A 66-year-old Japanese tourist died, and his travel companion injured, after falling down stairs while attempting to take a selfie at the Taj Mahal in India. The man’s death raised the selfie-related death toll to 12 at the time; in comparison, there had been eight deaths caused by shark attacks. It sounds like a joke, but unfortunately it isn’t: The deaths are a tragic reminder to travelers that focusing on a phone screen instead of unfamiliar surroundings is not safe. Four of the selfie deaths were caused by falling. The next leading cause of deaths involving selfies was being hit or injured by trains, either because the individual was trying to get a photo with a train or because the photo they wanted involved getting on dangerous equipment.
It is not clear if the number of daredevil selfies is increasing, but more and more tourists are making headlines because of their dangerous attempts at a memorable photo. Parks are having to close because visitors keep trying to take selfies with bears, bull runs, and other dangerous animals. What is worse, the challenge posed by these kinds of selfie taking is complicated by the fact that no one knows how far some people will go for a great selfie. And it is a serious issue because selfie accidents have claimed over 127 lives in the past three years – according to studies. As a reaction, some tourist sites now have “no selfie” zones. But should this be enforced?

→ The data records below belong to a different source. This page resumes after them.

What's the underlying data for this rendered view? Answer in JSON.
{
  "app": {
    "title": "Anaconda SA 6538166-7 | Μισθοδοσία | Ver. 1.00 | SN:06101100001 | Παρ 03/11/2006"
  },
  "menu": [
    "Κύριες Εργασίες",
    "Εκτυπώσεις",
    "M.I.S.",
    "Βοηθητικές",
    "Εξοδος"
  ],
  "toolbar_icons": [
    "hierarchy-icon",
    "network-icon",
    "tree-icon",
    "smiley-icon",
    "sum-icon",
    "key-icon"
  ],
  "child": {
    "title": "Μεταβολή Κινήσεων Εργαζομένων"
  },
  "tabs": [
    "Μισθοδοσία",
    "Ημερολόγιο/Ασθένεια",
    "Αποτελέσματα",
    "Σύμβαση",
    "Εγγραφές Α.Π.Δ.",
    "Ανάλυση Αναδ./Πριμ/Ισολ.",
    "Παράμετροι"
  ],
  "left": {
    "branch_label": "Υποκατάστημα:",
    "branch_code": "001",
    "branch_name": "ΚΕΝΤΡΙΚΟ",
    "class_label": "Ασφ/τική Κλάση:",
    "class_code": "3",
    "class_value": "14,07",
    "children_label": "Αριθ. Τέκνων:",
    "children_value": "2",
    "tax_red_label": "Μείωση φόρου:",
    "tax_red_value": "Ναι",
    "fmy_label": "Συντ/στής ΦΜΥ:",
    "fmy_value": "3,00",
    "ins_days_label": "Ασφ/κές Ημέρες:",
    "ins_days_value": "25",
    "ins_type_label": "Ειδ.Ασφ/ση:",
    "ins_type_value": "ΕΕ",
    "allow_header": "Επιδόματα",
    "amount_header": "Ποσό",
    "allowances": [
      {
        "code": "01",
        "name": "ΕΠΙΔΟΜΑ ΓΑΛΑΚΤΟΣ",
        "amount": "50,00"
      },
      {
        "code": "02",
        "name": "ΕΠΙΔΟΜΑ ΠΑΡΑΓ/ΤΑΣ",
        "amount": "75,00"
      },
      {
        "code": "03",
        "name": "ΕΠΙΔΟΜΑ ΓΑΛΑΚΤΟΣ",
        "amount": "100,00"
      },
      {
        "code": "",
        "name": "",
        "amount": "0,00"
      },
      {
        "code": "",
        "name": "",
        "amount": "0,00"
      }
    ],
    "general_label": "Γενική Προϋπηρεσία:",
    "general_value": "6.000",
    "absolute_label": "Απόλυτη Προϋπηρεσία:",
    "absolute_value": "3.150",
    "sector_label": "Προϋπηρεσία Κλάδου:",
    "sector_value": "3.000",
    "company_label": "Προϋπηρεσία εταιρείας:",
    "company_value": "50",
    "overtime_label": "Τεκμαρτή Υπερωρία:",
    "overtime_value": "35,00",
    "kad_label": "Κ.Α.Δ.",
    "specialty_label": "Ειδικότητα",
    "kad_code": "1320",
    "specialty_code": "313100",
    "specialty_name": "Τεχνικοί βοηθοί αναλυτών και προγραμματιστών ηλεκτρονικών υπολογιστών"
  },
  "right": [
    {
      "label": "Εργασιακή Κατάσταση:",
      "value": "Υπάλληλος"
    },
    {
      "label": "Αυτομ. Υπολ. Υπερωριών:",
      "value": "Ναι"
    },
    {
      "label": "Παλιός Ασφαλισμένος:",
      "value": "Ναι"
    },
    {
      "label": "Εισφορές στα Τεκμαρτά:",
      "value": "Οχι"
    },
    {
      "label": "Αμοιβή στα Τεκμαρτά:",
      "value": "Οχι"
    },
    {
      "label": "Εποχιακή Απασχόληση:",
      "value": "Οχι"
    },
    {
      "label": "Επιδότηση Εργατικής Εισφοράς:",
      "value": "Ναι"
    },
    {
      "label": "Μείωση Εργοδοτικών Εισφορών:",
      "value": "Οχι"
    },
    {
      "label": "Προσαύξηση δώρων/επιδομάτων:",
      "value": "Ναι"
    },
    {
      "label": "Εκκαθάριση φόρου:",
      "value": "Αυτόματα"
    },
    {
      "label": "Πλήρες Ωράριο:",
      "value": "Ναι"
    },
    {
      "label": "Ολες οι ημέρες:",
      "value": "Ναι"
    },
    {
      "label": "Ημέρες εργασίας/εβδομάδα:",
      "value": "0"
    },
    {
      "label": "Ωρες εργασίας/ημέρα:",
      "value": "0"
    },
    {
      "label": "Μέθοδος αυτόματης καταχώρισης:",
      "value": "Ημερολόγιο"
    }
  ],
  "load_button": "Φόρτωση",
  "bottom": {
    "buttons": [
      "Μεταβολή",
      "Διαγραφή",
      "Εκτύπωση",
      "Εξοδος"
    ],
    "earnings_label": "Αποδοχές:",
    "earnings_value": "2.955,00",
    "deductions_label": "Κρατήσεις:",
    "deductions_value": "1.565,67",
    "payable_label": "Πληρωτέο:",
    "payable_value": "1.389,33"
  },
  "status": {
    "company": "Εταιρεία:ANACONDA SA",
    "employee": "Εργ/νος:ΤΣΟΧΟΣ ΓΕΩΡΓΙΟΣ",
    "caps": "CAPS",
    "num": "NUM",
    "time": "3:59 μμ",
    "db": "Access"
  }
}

The risk of accidents is one part of the possible outcomes of wrong use of holidays. The other part has to do with being bodily present, and mentally absent. Where holidays used to be occasions to bond with family members, friends, or colleagues – chronicling images being an afterthought, the reverse has become the case today. Holidays are now for the evidence; people feel compelled to offer indisputable evidence that they made the trip, that they carried out the program, that they had fun, or, they create the illusion that they had fun. And wherever reality falls short (regarding how they want to tell the stories), there are photo editing apps to turn to, and these effectively alter reality.
The motives behind this trend is not new to anybody, but the question can at least be asked: Where should one draw the line between sanity and extreme, if everybody is compelled to tell their holiday stories with picture evidences? “Killfies” is the term used for these selfies that turn fatal; it is a new development. Something older, and perhaps more worrying, is the passivity with which people holiday these days.
As moderation is pursued, and the more silent issues raised by this piece pondered, here is hoping that before clicking “share,” there’s a moment to enjoy the view and a sip of instant coffee. Without getting elbowed. Or poked with a selfie stick. Or tagging that photo #Instabruise. Or, worse still, #Killfie.